(TASK INPUT Opens)

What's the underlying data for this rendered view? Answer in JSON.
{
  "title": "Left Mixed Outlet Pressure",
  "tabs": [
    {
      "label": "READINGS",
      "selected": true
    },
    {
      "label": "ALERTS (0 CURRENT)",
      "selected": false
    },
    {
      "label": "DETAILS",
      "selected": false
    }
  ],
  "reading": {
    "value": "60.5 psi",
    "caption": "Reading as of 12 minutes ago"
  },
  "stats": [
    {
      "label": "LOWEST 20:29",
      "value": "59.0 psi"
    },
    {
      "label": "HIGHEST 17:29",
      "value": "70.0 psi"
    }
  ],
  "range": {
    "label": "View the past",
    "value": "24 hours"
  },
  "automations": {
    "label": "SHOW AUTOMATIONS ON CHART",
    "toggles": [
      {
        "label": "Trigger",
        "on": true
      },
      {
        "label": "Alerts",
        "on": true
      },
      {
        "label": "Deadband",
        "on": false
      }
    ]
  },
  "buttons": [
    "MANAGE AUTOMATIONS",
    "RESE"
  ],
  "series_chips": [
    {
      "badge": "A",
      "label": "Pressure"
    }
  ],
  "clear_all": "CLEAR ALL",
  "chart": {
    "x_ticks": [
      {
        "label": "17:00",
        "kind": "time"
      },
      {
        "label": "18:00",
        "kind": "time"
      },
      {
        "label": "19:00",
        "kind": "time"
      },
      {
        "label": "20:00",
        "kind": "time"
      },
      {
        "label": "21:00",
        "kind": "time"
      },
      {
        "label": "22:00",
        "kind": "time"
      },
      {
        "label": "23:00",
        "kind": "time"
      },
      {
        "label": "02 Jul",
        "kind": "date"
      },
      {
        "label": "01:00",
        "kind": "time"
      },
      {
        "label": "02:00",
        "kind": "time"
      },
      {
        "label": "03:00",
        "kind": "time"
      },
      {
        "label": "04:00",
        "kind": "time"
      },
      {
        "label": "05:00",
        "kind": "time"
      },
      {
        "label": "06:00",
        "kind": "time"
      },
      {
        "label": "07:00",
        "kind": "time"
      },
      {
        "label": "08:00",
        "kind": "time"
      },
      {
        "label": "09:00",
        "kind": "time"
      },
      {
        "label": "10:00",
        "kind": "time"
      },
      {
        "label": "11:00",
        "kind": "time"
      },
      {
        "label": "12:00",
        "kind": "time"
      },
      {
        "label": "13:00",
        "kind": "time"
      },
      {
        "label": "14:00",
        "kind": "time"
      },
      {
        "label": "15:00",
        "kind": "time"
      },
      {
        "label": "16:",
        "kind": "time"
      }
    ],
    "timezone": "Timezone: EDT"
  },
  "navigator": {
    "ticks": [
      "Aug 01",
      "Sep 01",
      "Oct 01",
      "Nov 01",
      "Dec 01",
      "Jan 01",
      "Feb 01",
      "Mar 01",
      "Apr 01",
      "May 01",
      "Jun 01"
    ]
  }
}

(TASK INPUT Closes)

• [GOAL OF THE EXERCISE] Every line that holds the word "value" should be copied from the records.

• [SOLUTION TO THE PROBLEM]
    "value": "60.5 psi",
      "value": "59.0 psi"
      "value": "70.0 psi"
    "value": "24 hours"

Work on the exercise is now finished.